MAMA – Emelda Nedd – An extraordinary working woman
November 19, 2004
MAMA – Emelda Nedd – An extraordinary working woman

by Oscar Allen

When she speaks, I feel strong vibrations coming from deep within her.

“Miss Cuffy been a nice lady,” (she is referring to the late Victor Cuffy’s mother) and she punctuates her story with a shake of the head, a pause, and an “unn”. “If ah been dey pon me foot, ah woulda go wheh Owen and the next one deh an help do fuh dem.” {{more}}

Emelda Nedd spent a large part of her working life as a travelling saleswoman. On her head, she would carry her tray load or a basket load, and in it there would be chives, or other agricultural produce. She sold these items as a worker and at times as an owner. A short black woman, her feet covered the rough miles from Diamond Village to the towns and villages on the windward side of St. Vincent and as far as Kingstown. A mother, with Joe Andrews, of nine children – work was her bread. Good customer service was not an extra that she added on to her work, it was in her – a courtesy, a working class watchfulness, and a caring, careful interaction with her constituency. Perhaps 60,000 miles of sales travel and half a million encounters are now a part of her tissues as she rests today at her home, built by a grandson.

“If yo know how ah glad fu dem,” she tells me bowing her head with quiet passion. Mulda Nedd had little formal schooling but she tells me how many subjects each of her seven great-granddaughters have passed at CXC. She calls some of them by name, others by their parents’ name. “’The girl fo Varita, ah she weh bright, man she beat all a dem. An de boy fo Rudy a Tortola, he get wan scholarship too fo go a college over deh.”

Still watchful over her business, Mama has that African spirit that surrounds and embraces all her generations – those gone ahead and those coming onstream, finding their feet. Kia Browne, a great granddaughter, has counted 152 of Mama’s offspring alive today. Four of her siblings have died, along with six of her children, one grandchild and three great grandchildren. Her youngest brother, Adolphus, is alive and active and she has seen 11 great great grandchildren.

Born in 1907, Emelda Nedd has lived through five generations, and through her mother, Aunt Jess, and other elders, she has had contact with another three generations. One hundred and fifty years of memory and travail and blessing reside in her. What an archival resource! It is a pity that we have so little method for securing such treasures as those that Mama has gathered in her tight body and stout heart.

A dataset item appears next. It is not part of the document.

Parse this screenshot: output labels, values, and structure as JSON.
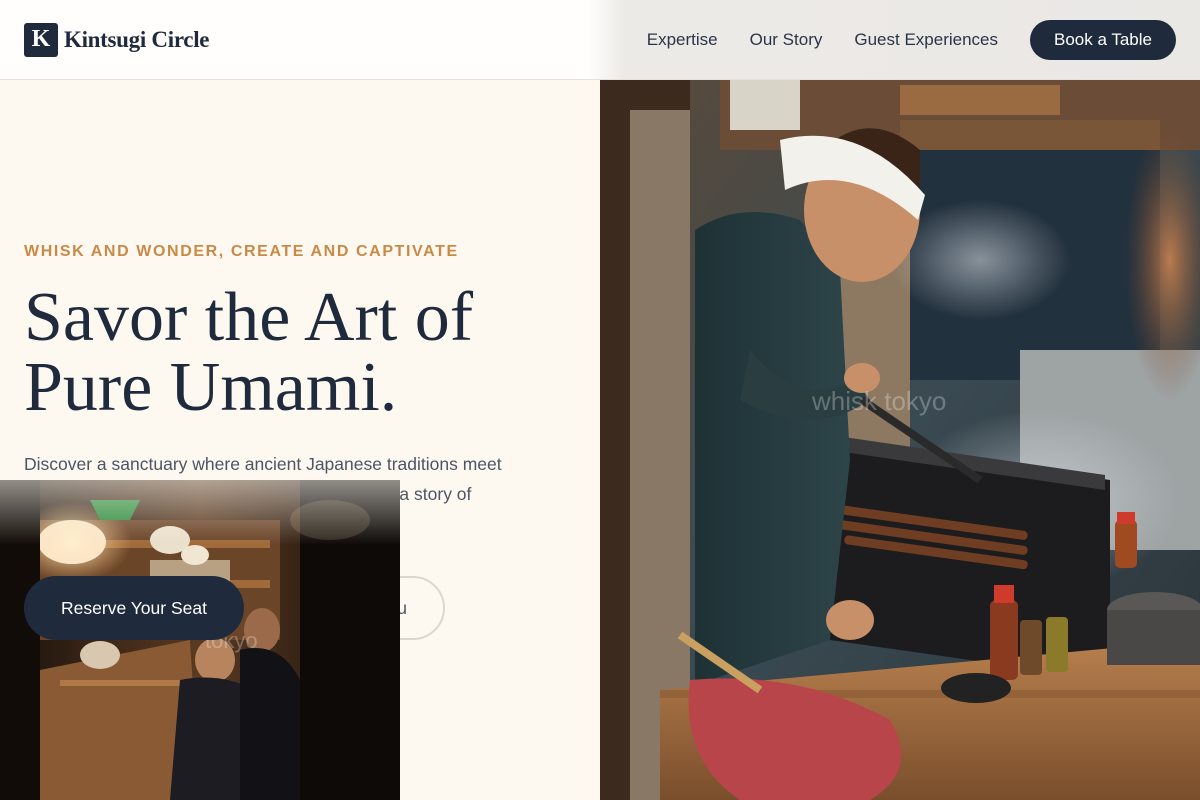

The story goes that when Mama’s father, James Nedd, and Aunt Jess were married, he was a man of solid substance. He possessed – in the proud voice of his co-villagers, “One pound, 10 and a pot.” His wife and family would not be cooking food in any “oil tinin” or lesser pan. They would get proper food from a proper pot. In those days, the village was a bundle of huts, yards and a few stone wall buildings. The big estates, their factory “works” and some middle-sized peasants provided wage work. School was a privilege, times were tough and life was precarious. Mama came through all of that and she knows that she is blessed. Early in the morning of her 90th birthday, her trumpet voice rose and filled the village airspace with a 15-minute cantata of “Hallelujah, thank you Jesus, praise God, hallelujah.”

Mama is not only blessed, she is a blessing to the nation. Her offspring provide a range of productive and professional services here in St. Vincent and the Grenadines and abroad and in the past few years, two of her great grandchildren have received National Scholarship awards.

This year, 2004, it was Varona James, daughter of Varita Andrews and Ronald James, who received the award. Five years earlier, it had been Saboto Caesar, son of Lex and Val Caesar. Not many women, search high or low, have produced two national scholars like this humble woman.

Today, Mama – Emelda Nedd – stiff and sore from the battles she has won over the years, is a fun-loving woman, caring, watchful and faithful as ever. And she takes her politics seriously. “You and your government, all you gwarn,” she tells me with grave intent in her face, and a twinkle in her eyes. Mulda Nedd is not easy.

Bless you, Mama!